“The quickest way to move in the wrong direction is to move too much minor league talent for a shot to win one time,” Huntington said. “We believe in this (team), and we believe in the talent in the system behind it.”
Before the deadline, Huntington knew backup catcher Michael McKenry needed season-ending knee surgery. McKenry had the operation Tuesday and hopes to be ready for the start of 2014 spring training.
However, Huntington did not spend much time exploring a deal for another catcher. That need was filled from within.
“We're very comfortable with Tony Sanchez being up here as a major league-caliber catcher,” Huntington said. “We'll continue to look for a small trade ... to see if we can upgrade our emergency depth.”
Stymied in their efforts to land an impact bat, the Pirates might give Triple-A Indianapolis outfielder Andrew Lambo a call-up.

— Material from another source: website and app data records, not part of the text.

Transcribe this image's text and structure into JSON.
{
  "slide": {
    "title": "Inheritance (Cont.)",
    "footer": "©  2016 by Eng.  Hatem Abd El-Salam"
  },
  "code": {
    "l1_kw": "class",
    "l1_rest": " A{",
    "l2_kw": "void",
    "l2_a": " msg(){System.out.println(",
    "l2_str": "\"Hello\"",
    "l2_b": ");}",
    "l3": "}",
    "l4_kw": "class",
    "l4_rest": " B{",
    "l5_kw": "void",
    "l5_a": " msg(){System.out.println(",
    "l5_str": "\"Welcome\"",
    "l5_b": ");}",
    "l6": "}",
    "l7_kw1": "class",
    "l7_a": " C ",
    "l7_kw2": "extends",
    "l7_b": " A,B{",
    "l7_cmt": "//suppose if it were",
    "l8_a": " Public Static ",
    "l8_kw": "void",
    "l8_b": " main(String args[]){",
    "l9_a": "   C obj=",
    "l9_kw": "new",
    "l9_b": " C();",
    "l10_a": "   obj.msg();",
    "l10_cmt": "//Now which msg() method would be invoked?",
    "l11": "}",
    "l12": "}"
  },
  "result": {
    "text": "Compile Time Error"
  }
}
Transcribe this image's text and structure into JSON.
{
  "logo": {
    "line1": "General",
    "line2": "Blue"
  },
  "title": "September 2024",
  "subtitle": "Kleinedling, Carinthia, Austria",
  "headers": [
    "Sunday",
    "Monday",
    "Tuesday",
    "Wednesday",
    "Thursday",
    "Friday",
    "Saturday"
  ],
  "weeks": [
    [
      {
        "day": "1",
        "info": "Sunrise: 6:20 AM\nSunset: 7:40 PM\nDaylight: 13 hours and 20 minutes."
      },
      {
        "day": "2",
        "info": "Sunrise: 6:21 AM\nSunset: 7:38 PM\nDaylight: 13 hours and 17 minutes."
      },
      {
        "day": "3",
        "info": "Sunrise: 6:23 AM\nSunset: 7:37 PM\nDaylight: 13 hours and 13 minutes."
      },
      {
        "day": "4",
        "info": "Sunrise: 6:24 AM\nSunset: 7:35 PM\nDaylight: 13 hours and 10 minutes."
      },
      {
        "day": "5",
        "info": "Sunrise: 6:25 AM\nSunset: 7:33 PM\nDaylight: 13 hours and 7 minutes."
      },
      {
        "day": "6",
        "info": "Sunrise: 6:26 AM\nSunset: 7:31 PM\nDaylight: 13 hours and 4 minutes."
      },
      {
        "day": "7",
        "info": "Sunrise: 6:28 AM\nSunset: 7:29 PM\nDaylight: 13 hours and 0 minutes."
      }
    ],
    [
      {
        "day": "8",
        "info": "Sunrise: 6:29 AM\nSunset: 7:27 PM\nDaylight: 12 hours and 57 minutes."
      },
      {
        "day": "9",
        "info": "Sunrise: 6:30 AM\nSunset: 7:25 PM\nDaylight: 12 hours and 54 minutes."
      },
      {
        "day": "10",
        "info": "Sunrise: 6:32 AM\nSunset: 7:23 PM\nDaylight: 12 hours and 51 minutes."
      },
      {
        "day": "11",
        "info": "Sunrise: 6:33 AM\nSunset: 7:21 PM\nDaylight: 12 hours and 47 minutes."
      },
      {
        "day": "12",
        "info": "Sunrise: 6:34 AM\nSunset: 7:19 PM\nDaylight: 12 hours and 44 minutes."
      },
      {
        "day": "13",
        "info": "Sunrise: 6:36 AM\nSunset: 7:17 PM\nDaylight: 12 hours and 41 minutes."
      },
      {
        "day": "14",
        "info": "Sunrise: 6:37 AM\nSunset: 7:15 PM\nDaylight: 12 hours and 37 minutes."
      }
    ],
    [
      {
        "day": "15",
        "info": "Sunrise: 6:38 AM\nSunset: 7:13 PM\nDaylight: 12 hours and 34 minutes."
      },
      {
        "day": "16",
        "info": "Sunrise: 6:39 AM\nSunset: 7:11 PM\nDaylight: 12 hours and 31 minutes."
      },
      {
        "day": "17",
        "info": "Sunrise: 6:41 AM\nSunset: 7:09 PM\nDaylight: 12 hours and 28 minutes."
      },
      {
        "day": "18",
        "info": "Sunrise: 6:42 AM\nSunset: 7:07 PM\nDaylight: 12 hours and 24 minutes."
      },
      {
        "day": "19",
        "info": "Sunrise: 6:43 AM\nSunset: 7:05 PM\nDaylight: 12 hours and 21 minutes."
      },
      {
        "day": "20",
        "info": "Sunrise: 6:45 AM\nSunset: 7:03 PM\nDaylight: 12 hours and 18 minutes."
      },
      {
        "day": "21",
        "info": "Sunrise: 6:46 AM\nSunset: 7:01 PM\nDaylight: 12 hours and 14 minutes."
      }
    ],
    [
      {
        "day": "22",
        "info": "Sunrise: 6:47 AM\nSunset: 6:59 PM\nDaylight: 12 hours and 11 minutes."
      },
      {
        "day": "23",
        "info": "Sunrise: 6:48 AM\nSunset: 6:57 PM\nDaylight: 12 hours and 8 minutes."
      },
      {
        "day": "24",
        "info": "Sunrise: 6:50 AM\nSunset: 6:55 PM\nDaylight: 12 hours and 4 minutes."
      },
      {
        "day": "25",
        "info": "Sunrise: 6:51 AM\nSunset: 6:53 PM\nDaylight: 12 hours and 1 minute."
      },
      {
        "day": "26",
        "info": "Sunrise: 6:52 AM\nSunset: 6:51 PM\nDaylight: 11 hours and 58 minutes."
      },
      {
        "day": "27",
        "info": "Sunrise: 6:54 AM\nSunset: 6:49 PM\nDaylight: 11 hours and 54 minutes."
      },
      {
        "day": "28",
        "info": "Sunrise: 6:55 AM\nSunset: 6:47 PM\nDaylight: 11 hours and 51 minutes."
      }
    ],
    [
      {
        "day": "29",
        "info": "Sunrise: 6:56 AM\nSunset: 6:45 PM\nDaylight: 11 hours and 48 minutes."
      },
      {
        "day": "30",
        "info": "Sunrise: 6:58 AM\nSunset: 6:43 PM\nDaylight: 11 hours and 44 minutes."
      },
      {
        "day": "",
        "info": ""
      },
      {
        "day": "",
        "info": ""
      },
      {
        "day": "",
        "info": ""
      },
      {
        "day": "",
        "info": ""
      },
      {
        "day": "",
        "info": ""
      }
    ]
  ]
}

“When you hit (a combined) 28 home runs in the (Double-A) Eastern League and the International League, that's legitimate,” Huntington said. “We acquired Andrew (in 2010) for a reason. It's taken a little bit longer than we'd hoped, but he's a guy who we do feel — with some continued growth and adjustment — can help us at the major league level at some point this summer.”
Lambo is not on the 40-man roster, but the Pirates could clear a spot easily by moving McKenry from the 15- to the 60-day DL.
Major league players still can be traded in August, but they first must clear waivers. That enables a competing team to block a potential swap but only if it is willing to claim the player involved.
The White Sox might be motivated to move Rios, who is due $12.5 million in 2014. They have a ready replacement in Avisail Garcia, whom they acquired Tuesday when they dealt Jake Peavy.
“We'll certainly continue to be active,” Huntington said. “Our challenge is we want to be sitting at the back of the (waiver claim) pack. These days, teams are quite frequently aggressive with claims and blocks.”